Paying for the news

In Issues, My View, Standard by Andrew BrookesLeave a Comment


In life, you get what you pay for, right? So why don’t we apply that to the news?

Whether you need to pay the publishing costs of a print product or not, paying for journalists and giving them the time, resources and support to find and write stories bears a cost. Yet we live in an age in which we expect the fruits of their labour to be handed over for nothing. News is something that is just there, ready at your fingertips whenever and wherever you want it. It’s available and disposable.

In many ways, of course, media outlets have themselves to blame. People have had free news online for long enough to expect it and attempts to completely fund those efforts through advertising haven’t worked.

The early days of the web and social media in local journalism

Back when I was a reporter, there was a whiff of the Wild West when it came to our attitude to the web and social media. Our team of reporters were given free reign to set up social accounts and run amok. Editors and senior management knew we had to be on these platforms but they knew nothing about how they worked.

Given that they were new, neither did we. Egged on by eager editors, we tried all sorts of things: chased clicks and hits, had some fun and probably did some things we shouldn’t.

It was addictive too. Online, we could tread new ground, reach a new audience and see instant results from our labour. In a tough market where many people were all-too-ready to remind you that sales were better back in their day, this was the chance to do something positive and make a name for yourself.

Over time, analytics and basic Search Engine Optimisation came into the equation a little more. At the start, the only SEO advice I heard was ‘see if you can get Manchester United or Doctor Who in a headline.’ By the time I left we’d built up a bank of knowledge about what did and didn’t work when it came to times, types of content, wordings for social posts etc.

When I worked for the Boston Standard, we were the first paper of our size in the Johnston Press stable to have an iPad app. That came as a result of the hard work we’d done to secure more clicks than rival titles that, on paper (in both senses), should have been way ahead of us. That was a source of pride; yet the app itself was completely free to download and use, had no ads on it and allowed the user to access the whole paper for free. Another reason, were it needed, not to part with any hard-earned pennies for a print copy.

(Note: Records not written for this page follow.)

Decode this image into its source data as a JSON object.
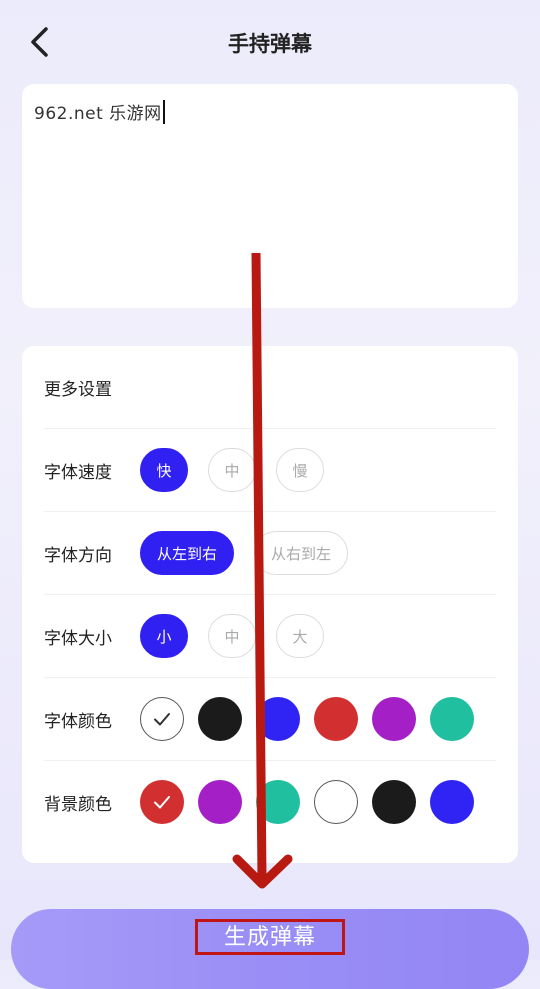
{
  "header": {
    "title": "手持弹幕",
    "back_icon": "chevron-left-icon"
  },
  "text_input": {
    "value": "962.net 乐游网"
  },
  "settings": {
    "heading": "更多设置",
    "speed": {
      "label": "字体速度",
      "options": [
        "快",
        "中",
        "慢"
      ],
      "selected": "快"
    },
    "direction": {
      "label": "字体方向",
      "options": [
        "从左到右",
        "从右到左"
      ],
      "selected": "从左到右"
    },
    "size": {
      "label": "字体大小",
      "options": [
        "小",
        "中",
        "大"
      ],
      "selected": "小"
    },
    "font_color": {
      "label": "字体颜色",
      "colors": [
        "#ffffff",
        "#1b1b1b",
        "#3024f5",
        "#d12f30",
        "#a51fc6",
        "#1fbf9f"
      ],
      "selected_index": 0
    },
    "background_color": {
      "label": "背景颜色",
      "colors": [
        "#d12f30",
        "#a51fc6",
        "#1fbf9f",
        "#ffffff",
        "#1b1b1b",
        "#3024f5"
      ],
      "selected_index": 0
    }
  },
  "generate_button": {
    "label": "生成弹幕"
  },
  "annotation": {
    "arrow_color": "#b81a12",
    "highlight_color": "#c01515"
  }
}
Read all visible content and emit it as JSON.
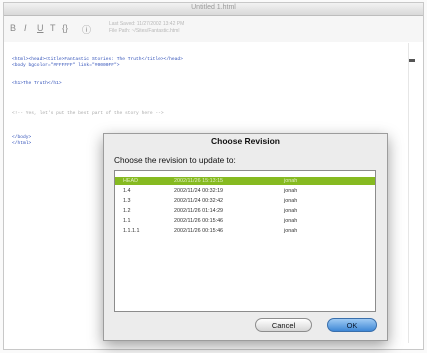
{
  "window": {
    "title": "Untitled 1.html"
  },
  "toolbar": {
    "buttons": [
      "B",
      "I",
      "U",
      "T",
      "{}"
    ],
    "info_lines": [
      "Last Saved: 11/27/2002 13:42 PM",
      "File Path: ~/Sites/Fantastic.html"
    ]
  },
  "editor": {
    "lines": [
      {
        "text": "<html><head><title>Fantastic Stories: The Truth</title></head>",
        "color": "#3050b8"
      },
      {
        "text": "<body bgcolor=\"#FFFFFF\" link=\"#0000FF\">",
        "color": "#3050b8"
      },
      {
        "text": "<h1>The Truth</h1>",
        "color": "#3050b8"
      },
      {
        "text": "<!-- Yes, let's put the best part of the story here -->",
        "color": "#a8a8a8"
      },
      {
        "text": "</body>",
        "color": "#3050b8"
      },
      {
        "text": "</html>",
        "color": "#3050b8"
      }
    ]
  },
  "dialog": {
    "title": "Choose Revision",
    "prompt": "Choose the revision to update to:",
    "selected_color": "#86ba21",
    "revisions": [
      {
        "rev": "HEAD",
        "date": "2002/11/26 15:13:15",
        "author": "jonah",
        "selected": true
      },
      {
        "rev": "1.4",
        "date": "2002/11/24 00:32:19",
        "author": "jonah",
        "selected": false
      },
      {
        "rev": "1.3",
        "date": "2002/11/24 00:32:42",
        "author": "jonah",
        "selected": false
      },
      {
        "rev": "1.2",
        "date": "2002/11/26 01:14:29",
        "author": "jonah",
        "selected": false
      },
      {
        "rev": "1.1",
        "date": "2002/11/26 00:15:46",
        "author": "jonah",
        "selected": false
      },
      {
        "rev": "1.1.1.1",
        "date": "2002/11/26 00:15:46",
        "author": "jonah",
        "selected": false
      }
    ],
    "cancel_label": "Cancel",
    "ok_label": "OK"
  }
}
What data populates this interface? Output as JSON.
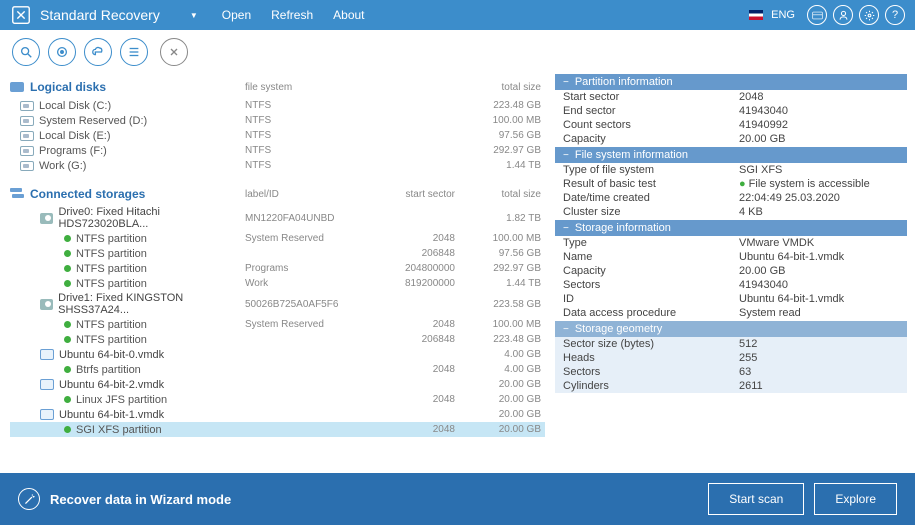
{
  "header": {
    "title": "Standard Recovery",
    "menu": {
      "open": "Open",
      "refresh": "Refresh",
      "about": "About"
    },
    "lang": "ENG"
  },
  "sections": {
    "logical": {
      "title": "Logical disks",
      "col_fs": "file system",
      "col_ts": "total size"
    },
    "storages": {
      "title": "Connected storages",
      "col_label": "label/ID",
      "col_ss": "start sector",
      "col_ts": "total size"
    }
  },
  "logical_disks": [
    {
      "name": "Local Disk (C:)",
      "fs": "NTFS",
      "size": "223.48 GB"
    },
    {
      "name": "System Reserved (D:)",
      "fs": "NTFS",
      "size": "100.00 MB"
    },
    {
      "name": "Local Disk (E:)",
      "fs": "NTFS",
      "size": "97.56 GB"
    },
    {
      "name": "Programs (F:)",
      "fs": "NTFS",
      "size": "292.97 GB"
    },
    {
      "name": "Work (G:)",
      "fs": "NTFS",
      "size": "1.44 TB"
    }
  ],
  "storages": [
    {
      "type": "drive",
      "name": "Drive0: Fixed Hitachi HDS723020BLA...",
      "label": "MN1220FA04UNBD",
      "ss": "",
      "size": "1.82 TB"
    },
    {
      "type": "part",
      "name": "NTFS partition",
      "label": "System Reserved",
      "ss": "2048",
      "size": "100.00 MB"
    },
    {
      "type": "part",
      "name": "NTFS partition",
      "label": "",
      "ss": "206848",
      "size": "97.56 GB"
    },
    {
      "type": "part",
      "name": "NTFS partition",
      "label": "Programs",
      "ss": "204800000",
      "size": "292.97 GB"
    },
    {
      "type": "part",
      "name": "NTFS partition",
      "label": "Work",
      "ss": "819200000",
      "size": "1.44 TB"
    },
    {
      "type": "drive",
      "name": "Drive1: Fixed KINGSTON SHSS37A24...",
      "label": "50026B725A0AF5F6",
      "ss": "",
      "size": "223.58 GB"
    },
    {
      "type": "part",
      "name": "NTFS partition",
      "label": "System Reserved",
      "ss": "2048",
      "size": "100.00 MB"
    },
    {
      "type": "part",
      "name": "NTFS partition",
      "label": "",
      "ss": "206848",
      "size": "223.48 GB"
    },
    {
      "type": "vdisk",
      "name": "Ubuntu 64-bit-0.vmdk",
      "label": "",
      "ss": "",
      "size": "4.00 GB"
    },
    {
      "type": "part",
      "name": "Btrfs partition",
      "label": "",
      "ss": "2048",
      "size": "4.00 GB"
    },
    {
      "type": "vdisk",
      "name": "Ubuntu 64-bit-2.vmdk",
      "label": "",
      "ss": "",
      "size": "20.00 GB"
    },
    {
      "type": "part",
      "name": "Linux JFS partition",
      "label": "",
      "ss": "2048",
      "size": "20.00 GB"
    },
    {
      "type": "vdisk",
      "name": "Ubuntu 64-bit-1.vmdk",
      "label": "",
      "ss": "",
      "size": "20.00 GB"
    },
    {
      "type": "part",
      "name": "SGI XFS partition",
      "label": "",
      "ss": "2048",
      "size": "20.00 GB",
      "selected": true
    }
  ],
  "info": {
    "partition": {
      "title": "Partition information",
      "rows": [
        {
          "k": "Start sector",
          "v": "2048"
        },
        {
          "k": "End sector",
          "v": "41943040"
        },
        {
          "k": "Count sectors",
          "v": "41940992"
        },
        {
          "k": "Capacity",
          "v": "20.00 GB"
        }
      ]
    },
    "filesystem": {
      "title": "File system information",
      "rows": [
        {
          "k": "Type of file system",
          "v": "SGI XFS"
        },
        {
          "k": "Result of basic test",
          "v": "File system is accessible",
          "ok": true
        },
        {
          "k": "Date/time created",
          "v": "22:04:49 25.03.2020"
        },
        {
          "k": "Cluster size",
          "v": "4 KB"
        }
      ]
    },
    "storage": {
      "title": "Storage information",
      "rows": [
        {
          "k": "Type",
          "v": "VMware VMDK"
        },
        {
          "k": "Name",
          "v": "Ubuntu 64-bit-1.vmdk"
        },
        {
          "k": "Capacity",
          "v": "20.00 GB"
        },
        {
          "k": "Sectors",
          "v": "41943040"
        },
        {
          "k": "ID",
          "v": "Ubuntu 64-bit-1.vmdk"
        },
        {
          "k": "Data access procedure",
          "v": "System read"
        }
      ]
    },
    "geometry": {
      "title": "Storage geometry",
      "rows": [
        {
          "k": "Sector size (bytes)",
          "v": "512"
        },
        {
          "k": "Heads",
          "v": "255"
        },
        {
          "k": "Sectors",
          "v": "63"
        },
        {
          "k": "Cylinders",
          "v": "2611"
        }
      ]
    }
  },
  "footer": {
    "wizard": "Recover data in Wizard mode",
    "scan": "Start scan",
    "explore": "Explore"
  }
}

The web and social media provided new products and more work. Producing a paper is not the same as running a website and so newsrooms had to adapt. Yet, that did mean stretching resources thinner and thinner at a time when manpower was being reduced. It was something of a self-defeating cycle. As fewer people tried to do more things, the quality of what we produced reduced. In turn, that made it harder to justify sales or to reach the maximum potential online. If sales suffered, more cuts ensued and the cycle continued.

In an attempt to maximise advertising revenue, many online news sites are near enough unreadable. A poor user experience just gives readers another reason not to return, or at least ask the question ‘is this even worth paying for?’ In some places, freelancers and photographers are ripped off and expected to provide their expertise for ‘exposure’ or minimal fees.

The danger of ‘free news’

Reaching for a small violin? I can understand why some people might not be able to find much sympathy, yet the end result creates a democratic deficit. Courts, councils, police and schools aren’t always able to be covered with the rigour that’s required for a healthy system.

We’ve all started to see what happens when people don’t value the news. If any conspiracy theorist website or low-rent Facebook gossip forum can command the same attention as a news outlet, then readers will struggle to filter out the nonsense from the reality. That leads to an erosion of trust, increases indifference and raises the risk of corruption. That’s the real cost of ‘free’ news.

It’s not all doom and gloom. Many publishers are trying new ways to redress the balance and some of these are working. There are some cracking journalists doing some great work and there’s no way that I want to be a ‘back in my day’ bore. In that Wild West era we were right to try to take the news to a place where readers wanted it, especially to try to reach younger people. Raging against the rise of digital is about as much use as denying the existence of electricity. It’s just a shame that we’ve left a problem to solve.

I intend to have a closer look at some other attempts to get readers to pay for the news they receive – from paywalls to subscriptions and ‘local democracy reporters’ – in future posts. I’d welcome any examples from readers that are working – or ideas that they feel have been under-explored.

In the meantime, I live in hope that we can at least stop the naïve belief that free news is healthy for readers and journalists alike.